The firm, which had $93 billion in Asia-sourced assets at end-2011 (13% of its global figure), has re-hired Masaki Taniguchi to fill the role, having hunted for a candidate for quite some time.
Taniguchi started last week in Hong Kong and is, in fact, returning to GSAM after a decade with Sparx. He undertook strategic planning, product development and institutional marketing when he worked for GSAM in the late 1990s and early 2000s in Tokyo.
He is now tasked with identifying and building product capabilities across the Asia-Pacific region and working with clients in Asia ex-Japan to identify potential areas of interaction in a multi-strategy approach.
Over time he is expected to build a regional product development team, depending on the environment and opportunities, confirms Oliver Bolitho, head of GSAM in Asia. “This is an additional investment in the build-out of our client-facing capabilities,” he says of Taniguchi’s hire.
Historically GSAM has had product development capabilities in Japan and Korea overseen by a team in London. The idea now is to focus more explicitly on servicing the needs of Asian clients, both institutional investors and distributors (private bank and commercial banks).
“What we are finding is that Asian demand and European demand are different,” says Bolitho. “The willingness and ability to identify, size and build products for Asia was not being serviced in the way that it could be.”
While the majority of portfolios in the US and Europe are built on domestic asset class exposure plus regional diversification, he says the pace of saving and appetite for investment opportunities in Asia is such that it requires a different approach of diversification through strategies.
In the past GSAM has treated product development in Japan as a separate market from Asia, but Bolitho acknowledges there is more common ground on investor appetites than first thought.
“The identification and launching of products for Asian clients in an Asian time horizon with Asia-relevant structures has proven important,” he stresses, noting that GSAM is increasingly focused on private and commercial banks as distributors of local products for local investors.
He suggests that since 2007 GSAM has been seeking to transition from being an importer of globally manufactured products for local investors, both institutional and retail, to building domestic equity and fixed income capabilities in India, Korea, Japan, China and Australia.
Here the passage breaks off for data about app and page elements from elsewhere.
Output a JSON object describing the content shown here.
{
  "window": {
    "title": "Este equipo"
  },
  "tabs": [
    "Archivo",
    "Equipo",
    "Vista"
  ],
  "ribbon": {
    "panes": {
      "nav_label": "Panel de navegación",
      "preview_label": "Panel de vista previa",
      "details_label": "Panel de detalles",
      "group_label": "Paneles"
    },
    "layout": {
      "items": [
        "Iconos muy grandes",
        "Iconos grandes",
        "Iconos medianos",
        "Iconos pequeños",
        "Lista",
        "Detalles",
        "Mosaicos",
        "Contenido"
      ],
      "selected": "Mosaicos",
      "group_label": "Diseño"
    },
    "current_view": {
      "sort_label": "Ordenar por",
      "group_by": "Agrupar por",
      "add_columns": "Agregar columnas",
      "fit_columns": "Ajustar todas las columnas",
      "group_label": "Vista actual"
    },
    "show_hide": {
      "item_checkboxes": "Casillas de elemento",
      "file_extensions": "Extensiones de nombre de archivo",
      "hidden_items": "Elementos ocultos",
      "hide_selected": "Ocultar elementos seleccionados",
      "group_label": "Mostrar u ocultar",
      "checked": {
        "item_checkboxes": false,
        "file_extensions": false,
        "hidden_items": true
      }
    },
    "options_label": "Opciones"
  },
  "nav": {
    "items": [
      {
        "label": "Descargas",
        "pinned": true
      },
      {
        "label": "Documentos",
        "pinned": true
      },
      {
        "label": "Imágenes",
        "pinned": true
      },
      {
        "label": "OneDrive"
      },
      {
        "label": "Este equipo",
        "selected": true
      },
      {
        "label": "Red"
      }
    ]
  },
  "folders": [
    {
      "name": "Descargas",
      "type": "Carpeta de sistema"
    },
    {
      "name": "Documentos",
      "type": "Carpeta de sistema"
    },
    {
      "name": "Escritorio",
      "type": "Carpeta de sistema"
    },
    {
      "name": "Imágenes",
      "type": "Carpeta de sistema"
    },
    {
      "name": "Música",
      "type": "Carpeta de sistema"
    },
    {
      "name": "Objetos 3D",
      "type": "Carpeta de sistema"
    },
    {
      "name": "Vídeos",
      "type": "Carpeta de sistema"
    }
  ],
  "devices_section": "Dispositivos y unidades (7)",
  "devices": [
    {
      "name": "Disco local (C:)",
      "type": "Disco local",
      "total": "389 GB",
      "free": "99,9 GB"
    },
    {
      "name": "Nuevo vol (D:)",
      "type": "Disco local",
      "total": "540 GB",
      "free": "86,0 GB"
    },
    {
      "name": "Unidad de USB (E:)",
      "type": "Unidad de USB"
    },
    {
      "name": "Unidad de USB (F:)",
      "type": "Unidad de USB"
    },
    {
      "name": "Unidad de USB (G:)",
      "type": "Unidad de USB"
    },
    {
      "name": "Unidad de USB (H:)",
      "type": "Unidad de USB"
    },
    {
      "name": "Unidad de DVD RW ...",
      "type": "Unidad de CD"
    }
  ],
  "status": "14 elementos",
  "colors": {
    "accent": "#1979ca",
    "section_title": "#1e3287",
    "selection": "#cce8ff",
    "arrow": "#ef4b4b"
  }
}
“The relevance of the products we have in our suite increases for a domestic audience,” adds Bolitho. “That therefore allows you to invest in the more retail distribution approaches, which were historically not part of what we did.
“We have done a very limited amount of business with the private banking channel in the region, principally because the products GSAM made and imported were less relevant to the needs of the private bank than they could have been.”
Taniguchi will seek to provide tailored solutions rather than pre-designed product to institutional investors and fund distributors.
Bolitho confirms GSAM is working to establish relationships with distributors, with a preference for a group of preferred global partners when it comes to the top end of the wealth spectrum. “It is in our economic interest and probably theirs to invest more in those relationships than we might in a niche local market,” he adds.
At the same time Bolitho acknowledges that there are a number of distributors whose domestic scale also warrants attention, specifically naming the broker-dealer community in Japan.
In terms of Asian investor appetite, Bolitho points to the biggest themes this year as corporate bonds and income-yielding products.
Looking ahead, he says GSAM is having more conversations about managed volatility strategies in equities, “where the ability to capture the yield of an income portfolio, plus potential upside of the equity market, is starting to look attractive to some. That has been particularly true in Japan.”
On other themes of interest he points to inflation hedging, with commodity discussions going on around the region and real estate back on the agenda.
Taniguchi had worked at Sparx for 10 years, most recently as COO of Sparx Group. He has also been president and director of Sparx Asia Investment Advisors (Hong Kong) and director and COO of Sparx Asset Management (Tokyo), based in Hong Kong.
He left the alternatives firm at the end of March this year. AsianInvestor understands he has not been replaced.